Grandma wanted to teach my sister and I how to can beans. We had watched this done before, but had never really helped with it, so we were excited to learn the process! Sadly, I forgot my camera at home and only had my mom's little camera to capture the process.

After picking the beans, you need to wash them to get any dirt off of them. Then, you have to break them. This means that you rip all of the ends (top and bottom) off and throw them into a trash bowl. If the beans are long, you snap them into pieces that are about 1.5 to 2 inches long. Smaller beans usually don't have to be snapped, but their ends still need to be picked off.

When you get done breaking all the beans, it's time to put them into quart-size glass jars, like a mason jar. Beforehand, make sure to wash the jars out. Fill the jars with beans, you may have to press the beans down or shake the jar to get them to settle.
While you are filling up the bean jars, you need to have a big pot of water heating on the stove. This will be the liquid that you put in the jar. Also, you'll need a pressure cooker so that you can seal the jars. Water needs to be heating up in the pressure cooker, too.

After the jars are full of beans, run a towel along the rim of each jar. You'll be putting 1 tsp of salt into each jar, and one tiny grain of salt can cause the seal of the lid to mess up. You have to make sure not to get any salt on the rim! (We were told this alot!)

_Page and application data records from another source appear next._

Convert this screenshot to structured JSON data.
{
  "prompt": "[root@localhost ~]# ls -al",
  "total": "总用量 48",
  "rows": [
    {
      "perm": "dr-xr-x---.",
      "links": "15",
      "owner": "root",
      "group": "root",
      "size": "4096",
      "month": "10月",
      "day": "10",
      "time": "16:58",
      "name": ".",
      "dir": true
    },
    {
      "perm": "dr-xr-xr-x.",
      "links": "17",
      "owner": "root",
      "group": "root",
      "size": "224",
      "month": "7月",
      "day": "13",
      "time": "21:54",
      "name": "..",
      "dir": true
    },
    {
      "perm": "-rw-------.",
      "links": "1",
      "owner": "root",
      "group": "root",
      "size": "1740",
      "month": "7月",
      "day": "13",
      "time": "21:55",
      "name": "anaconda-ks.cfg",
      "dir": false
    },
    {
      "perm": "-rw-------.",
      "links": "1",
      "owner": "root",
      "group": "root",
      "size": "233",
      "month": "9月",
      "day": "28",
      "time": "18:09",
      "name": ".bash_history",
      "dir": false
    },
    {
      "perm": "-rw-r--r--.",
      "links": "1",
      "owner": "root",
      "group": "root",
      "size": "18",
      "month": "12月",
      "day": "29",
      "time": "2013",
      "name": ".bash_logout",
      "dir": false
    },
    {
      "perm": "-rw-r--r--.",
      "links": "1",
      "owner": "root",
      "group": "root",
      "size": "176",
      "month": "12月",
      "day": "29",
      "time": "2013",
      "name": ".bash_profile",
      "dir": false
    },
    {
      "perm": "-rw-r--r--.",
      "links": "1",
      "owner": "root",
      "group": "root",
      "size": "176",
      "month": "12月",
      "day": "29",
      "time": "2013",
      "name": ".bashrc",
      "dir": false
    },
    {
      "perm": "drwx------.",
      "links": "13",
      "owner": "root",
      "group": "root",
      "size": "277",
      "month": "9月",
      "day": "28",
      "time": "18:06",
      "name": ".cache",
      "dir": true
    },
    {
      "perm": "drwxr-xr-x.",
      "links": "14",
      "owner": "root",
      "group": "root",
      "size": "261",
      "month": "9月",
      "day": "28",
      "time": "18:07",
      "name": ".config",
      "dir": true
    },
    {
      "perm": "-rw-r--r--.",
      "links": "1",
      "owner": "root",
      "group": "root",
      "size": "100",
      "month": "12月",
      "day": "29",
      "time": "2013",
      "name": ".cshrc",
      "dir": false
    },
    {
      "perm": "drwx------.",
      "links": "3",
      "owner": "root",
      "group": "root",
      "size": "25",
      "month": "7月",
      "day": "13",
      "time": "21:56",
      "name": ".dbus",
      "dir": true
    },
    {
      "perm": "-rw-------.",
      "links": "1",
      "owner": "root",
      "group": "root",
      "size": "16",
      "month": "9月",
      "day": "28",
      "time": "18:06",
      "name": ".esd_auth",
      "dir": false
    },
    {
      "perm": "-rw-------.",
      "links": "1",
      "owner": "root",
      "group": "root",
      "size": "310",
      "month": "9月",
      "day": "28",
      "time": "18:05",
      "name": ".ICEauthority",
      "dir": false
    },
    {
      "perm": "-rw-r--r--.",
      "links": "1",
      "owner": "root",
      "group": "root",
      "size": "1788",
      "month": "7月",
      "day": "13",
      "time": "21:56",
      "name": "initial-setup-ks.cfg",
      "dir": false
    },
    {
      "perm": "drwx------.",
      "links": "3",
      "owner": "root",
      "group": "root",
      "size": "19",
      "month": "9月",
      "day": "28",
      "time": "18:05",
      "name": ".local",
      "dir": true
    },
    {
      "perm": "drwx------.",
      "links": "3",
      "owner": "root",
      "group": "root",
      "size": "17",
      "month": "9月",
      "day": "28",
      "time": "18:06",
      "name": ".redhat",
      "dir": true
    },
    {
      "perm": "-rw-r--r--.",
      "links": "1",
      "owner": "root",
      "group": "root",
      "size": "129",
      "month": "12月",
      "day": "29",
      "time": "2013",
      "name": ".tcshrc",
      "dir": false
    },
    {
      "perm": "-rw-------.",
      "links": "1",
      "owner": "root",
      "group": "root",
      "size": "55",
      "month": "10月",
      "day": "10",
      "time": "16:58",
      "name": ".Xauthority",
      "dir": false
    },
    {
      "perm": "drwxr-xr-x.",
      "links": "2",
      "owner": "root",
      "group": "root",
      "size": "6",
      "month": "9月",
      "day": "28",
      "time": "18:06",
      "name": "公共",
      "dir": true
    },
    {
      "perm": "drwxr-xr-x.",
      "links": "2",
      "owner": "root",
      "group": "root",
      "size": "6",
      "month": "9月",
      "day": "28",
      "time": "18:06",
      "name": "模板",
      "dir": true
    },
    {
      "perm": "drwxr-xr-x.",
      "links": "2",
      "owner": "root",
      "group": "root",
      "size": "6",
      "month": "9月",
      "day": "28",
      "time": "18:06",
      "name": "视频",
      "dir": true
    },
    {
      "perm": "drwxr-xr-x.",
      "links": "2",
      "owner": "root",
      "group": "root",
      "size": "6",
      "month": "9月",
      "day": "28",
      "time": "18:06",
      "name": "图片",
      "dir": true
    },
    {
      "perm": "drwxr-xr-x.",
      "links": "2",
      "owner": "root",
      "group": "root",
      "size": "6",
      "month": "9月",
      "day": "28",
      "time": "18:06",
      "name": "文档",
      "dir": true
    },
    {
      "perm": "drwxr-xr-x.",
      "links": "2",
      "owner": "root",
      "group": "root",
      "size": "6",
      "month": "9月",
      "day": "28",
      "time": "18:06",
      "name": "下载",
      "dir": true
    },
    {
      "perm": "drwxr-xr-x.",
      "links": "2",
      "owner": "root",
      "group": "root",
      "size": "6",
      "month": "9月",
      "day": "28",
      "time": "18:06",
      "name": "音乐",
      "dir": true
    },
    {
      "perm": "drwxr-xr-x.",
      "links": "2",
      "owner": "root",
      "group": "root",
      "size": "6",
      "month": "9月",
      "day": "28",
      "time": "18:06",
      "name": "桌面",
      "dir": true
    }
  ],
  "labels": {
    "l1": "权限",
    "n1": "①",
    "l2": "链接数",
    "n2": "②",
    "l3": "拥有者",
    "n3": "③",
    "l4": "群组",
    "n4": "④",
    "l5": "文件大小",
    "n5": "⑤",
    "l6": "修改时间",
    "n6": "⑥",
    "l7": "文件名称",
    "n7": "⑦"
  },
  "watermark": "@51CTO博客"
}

So, go ahead and put 1 tsp of salt in each jar. Next, fill each one up with hot water until the jar is completely full. Again, dry off the rim so that the seal works right! Also check for any cracks or chips along the rim, because these can damage the seal, too. Put the flat part of the lid on th jar, then screw on the ring. Make sure that they are fastened tightly!

Put each jar with a lid on it in the pressure cooker. My grandma's holds 7 jars, but we only had 6 jars of beans. So, she filled a jar with water, put the lid on it, and placed it in the canner, too. This keeps the jars from rattling around while they cook. Make sure to follow your pressure cooker's directions when getting ready to can!

Here comes the more difficult part.

Once you get the canner/pressure cooker lid on tightly, you have to loosen the steamer valve so that steam can escape. Once you see the steam coming out, let it cook for 10 minutes. After this amount of time, close the steamer valve and let the pressure rise to 10psi. If it goes above 10, adjust the steamer valve until it goes back down, then close it again.

There, that's the trickiest part!

After the pressure gauge reaches 10, remove the pressure cooker/canner from the heat. You should hear 1 "pop" for each can in the canner. When you count all the pops, that means they are sealed and ready to go! Sometimes it does take a little while for the pops, and after at least 20 minutes or so, they should all be ready.

Let the jars cool completely before storing in a pantry or cabinet.

Canned beans, if sealed properly, can last up to 5 years! Fresh beans that are frozen only last about 12 months.


  1. What a lovely and informative post! I have fond memories of canning with my grandma.

  2. yep, works now :)

    i have such very fond memories of my mother canning and the business of the kitchen as she worked. that is the stuff of family.